A friend and I were talking the other day about a job description for a program position at a conservative organization. Our “conclusion” was to scrap the traditional duties and experience sections in favor of a simple phrase that defines what we really want in a new employee:
“We seek to hire an entrepreneur with a good attitude who loves liberty.”
I know hiring is more complicated, but those qualities essentially describe a successful employee. Many fields require special skills and experience, but much of that can be learned as long as the employee thinks like an entrepreneur, has a good attitude, and is there for the right reasons. Think about the most successful people at your organization and I bet they match this description.
I’m a fan of Peter Sims and his book Little Bets: How Breakthrough Ideas Emerge from Small Discoveries.
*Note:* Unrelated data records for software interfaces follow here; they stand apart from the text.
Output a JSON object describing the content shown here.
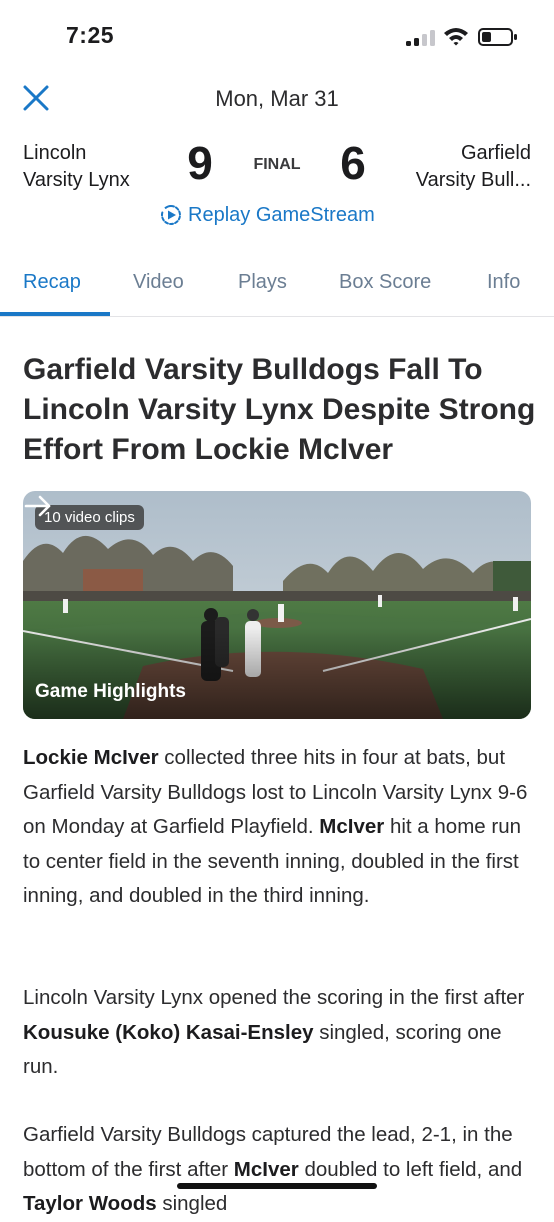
{
  "status_bar": {
    "time": "7:25"
  },
  "header": {
    "date": "Mon, Mar 31",
    "home_team": {
      "line1": "Lincoln",
      "line2": "Varsity Lynx",
      "score": "9"
    },
    "away_team": {
      "line1": "Garfield",
      "line2": "Varsity Bull...",
      "score": "6"
    },
    "status": "FINAL",
    "replay_label": "Replay GameStream"
  },
  "tabs": [
    {
      "label": "Recap",
      "active": true
    },
    {
      "label": "Video",
      "active": false
    },
    {
      "label": "Plays",
      "active": false
    },
    {
      "label": "Box Score",
      "active": false
    },
    {
      "label": "Info",
      "active": false
    }
  ],
  "article": {
    "headline": "Garfield Varsity Bulldogs Fall To Lincoln Varsity Lynx Despite Strong Effort From Lockie McIver",
    "video": {
      "badge": "10 video clips",
      "title": "Game Highlights"
    },
    "paragraphs": [
      {
        "p1_bold1": "Lockie McIver",
        "p1_text1": " collected three hits in four at bats, but Garfield Varsity Bulldogs lost to Lincoln Varsity Lynx 9-6 on Monday at Garfield Playfield. ",
        "p1_bold2": "McIver",
        "p1_text2": " hit a home run to center field in the seventh inning, doubled in the first inning, and doubled in the third inning."
      },
      {
        "p2_text1": "Lincoln Varsity Lynx opened the scoring in the first after ",
        "p2_bold1": "Kousuke (Koko) Kasai-Ensley",
        "p2_text2": " singled, scoring one run."
      },
      {
        "p3_text1": "Garfield Varsity Bulldogs captured the lead, 2-1, in the bottom of the first after ",
        "p3_bold1": "McIver",
        "p3_text2": " doubled to left field, and ",
        "p3_bold2": "Taylor Woods",
        "p3_text3": " singled"
      }
    ]
  },
  "colors": {
    "accent": "#1a78c7",
    "tab_inactive": "#6b7e93",
    "text": "#2c2c2e"
  },
  "icons": [
    "close-icon",
    "replay-icon",
    "arrow-right-icon",
    "signal-icon",
    "wifi-icon",
    "battery-icon"
  ]
}
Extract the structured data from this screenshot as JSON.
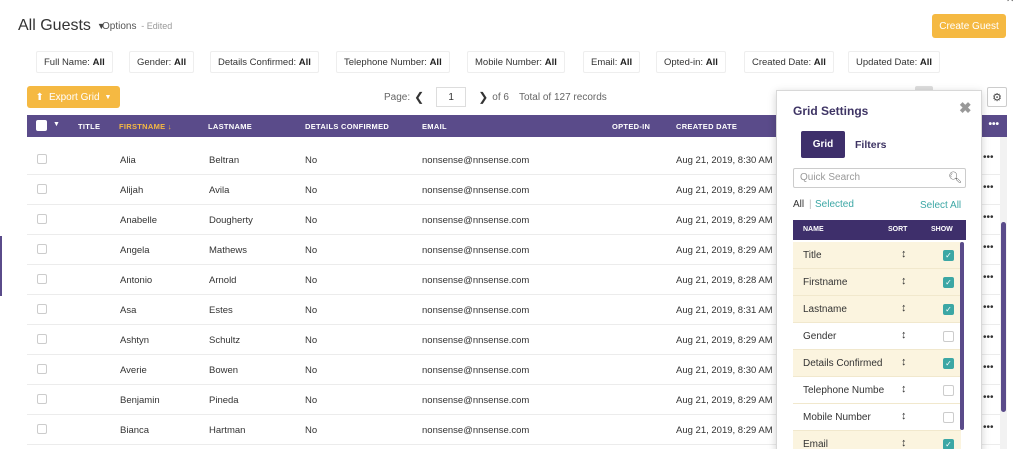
{
  "header": {
    "title": "All Guests",
    "options_label": "Options",
    "edited_label": "- Edited",
    "create_button": "Create Guest"
  },
  "filters": [
    {
      "label": "Full Name:",
      "value": "All"
    },
    {
      "label": "Gender:",
      "value": "All"
    },
    {
      "label": "Details Confirmed:",
      "value": "All"
    },
    {
      "label": "Telephone Number:",
      "value": "All"
    },
    {
      "label": "Mobile Number:",
      "value": "All"
    },
    {
      "label": "Email:",
      "value": "All"
    },
    {
      "label": "Opted-in:",
      "value": "All"
    },
    {
      "label": "Created Date:",
      "value": "All"
    },
    {
      "label": "Updated Date:",
      "value": "All"
    }
  ],
  "toolbar": {
    "export_label": "Export Grid",
    "page_label": "Page:",
    "page_value": "1",
    "page_of": "of 6",
    "total_label": "Total of 127 records"
  },
  "columns": {
    "title": "TITLE",
    "firstname": "FIRSTNAME",
    "lastname": "LASTNAME",
    "details": "DETAILS CONFIRMED",
    "email": "EMAIL",
    "opted": "OPTED-IN",
    "created": "CREATED DATE"
  },
  "rows": [
    {
      "first": "Alia",
      "last": "Beltran",
      "details": "No",
      "email": "nonsense@nnsense.com",
      "created": "Aug 21, 2019, 8:30 AM"
    },
    {
      "first": "Alijah",
      "last": "Avila",
      "details": "No",
      "email": "nonsense@nnsense.com",
      "created": "Aug 21, 2019, 8:29 AM"
    },
    {
      "first": "Anabelle",
      "last": "Dougherty",
      "details": "No",
      "email": "nonsense@nnsense.com",
      "created": "Aug 21, 2019, 8:29 AM"
    },
    {
      "first": "Angela",
      "last": "Mathews",
      "details": "No",
      "email": "nonsense@nnsense.com",
      "created": "Aug 21, 2019, 8:29 AM"
    },
    {
      "first": "Antonio",
      "last": "Arnold",
      "details": "No",
      "email": "nonsense@nnsense.com",
      "created": "Aug 21, 2019, 8:28 AM"
    },
    {
      "first": "Asa",
      "last": "Estes",
      "details": "No",
      "email": "nonsense@nnsense.com",
      "created": "Aug 21, 2019, 8:31 AM"
    },
    {
      "first": "Ashtyn",
      "last": "Schultz",
      "details": "No",
      "email": "nonsense@nnsense.com",
      "created": "Aug 21, 2019, 8:29 AM"
    },
    {
      "first": "Averie",
      "last": "Bowen",
      "details": "No",
      "email": "nonsense@nnsense.com",
      "created": "Aug 21, 2019, 8:30 AM"
    },
    {
      "first": "Benjamin",
      "last": "Pineda",
      "details": "No",
      "email": "nonsense@nnsense.com",
      "created": "Aug 21, 2019, 8:29 AM"
    },
    {
      "first": "Bianca",
      "last": "Hartman",
      "details": "No",
      "email": "nonsense@nnsense.com",
      "created": "Aug 21, 2019, 8:29 AM"
    }
  ],
  "panel": {
    "title": "Grid Settings",
    "tab_grid": "Grid",
    "tab_filters": "Filters",
    "search_placeholder": "Quick Search",
    "link_all": "All",
    "link_selected": "Selected",
    "select_all": "Select All",
    "head_name": "NAME",
    "head_sort": "SORT",
    "head_show": "SHOW",
    "items": [
      {
        "name": "Title",
        "show": true
      },
      {
        "name": "Firstname",
        "show": true
      },
      {
        "name": "Lastname",
        "show": true
      },
      {
        "name": "Gender",
        "show": false
      },
      {
        "name": "Details Confirmed",
        "show": true
      },
      {
        "name": "Telephone Numbe",
        "show": false
      },
      {
        "name": "Mobile Number",
        "show": false
      },
      {
        "name": "Email",
        "show": true
      }
    ]
  },
  "icons": {
    "sort_glyph": "↕",
    "check_glyph": "✓",
    "more_glyph": "•••"
  },
  "colors": {
    "accent": "#f5b942",
    "header_purple": "#5a4b8a",
    "panel_purple": "#3e2f6b",
    "teal": "#3ca7a5"
  }
}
In it, he writes, “The most successful entrepreneurs don’t begin with brilliant ideas – they discover them.” His argument is that great ideas come from trying little bets and new ideas constantly until they lead to a breakthrough. For example, he points out that Chris Rock is always trying new lines and jokes informally with his friends before he even practices a main stage act. The jokes and one-liners in his comedy routine are the result of hours and hours of testing in small crowds and among friends. We need this kind of thinking in the liberty movement.
The problem is that our education system discourages risk and sets out a very specific way to succeed. Most students do the minimum amount of work to get an A or B and move on to the next class. The same students enter the workforce and are not shown how to be an entrepreneur. They’re not taught that they can try new ideas, suggest new ways to do things, or break outside the mold and start their own company, organization, website, blog, etc. Some entry level employees continue to do the minimum and expect to receive a grade or constant feedback. Unfortunately, it never comes!
My advice is to think of yourself as a liberty entrepreneur. Even though you are not starting a business, you can use the same driven mindset to get more accomplished and try new things within the context of any job. You can get involved with outside organizations or start your own. You can try new ideas and always innovate to create value for your employer. Just think how many more opportunities are available now than when William F. Buckley graduated from Yale and realized that we need to stand athwart history and yell “stop!”
What are you doing to get started? How are you changing your thinking?
Roger Custer is executive director of America’s Future Foundation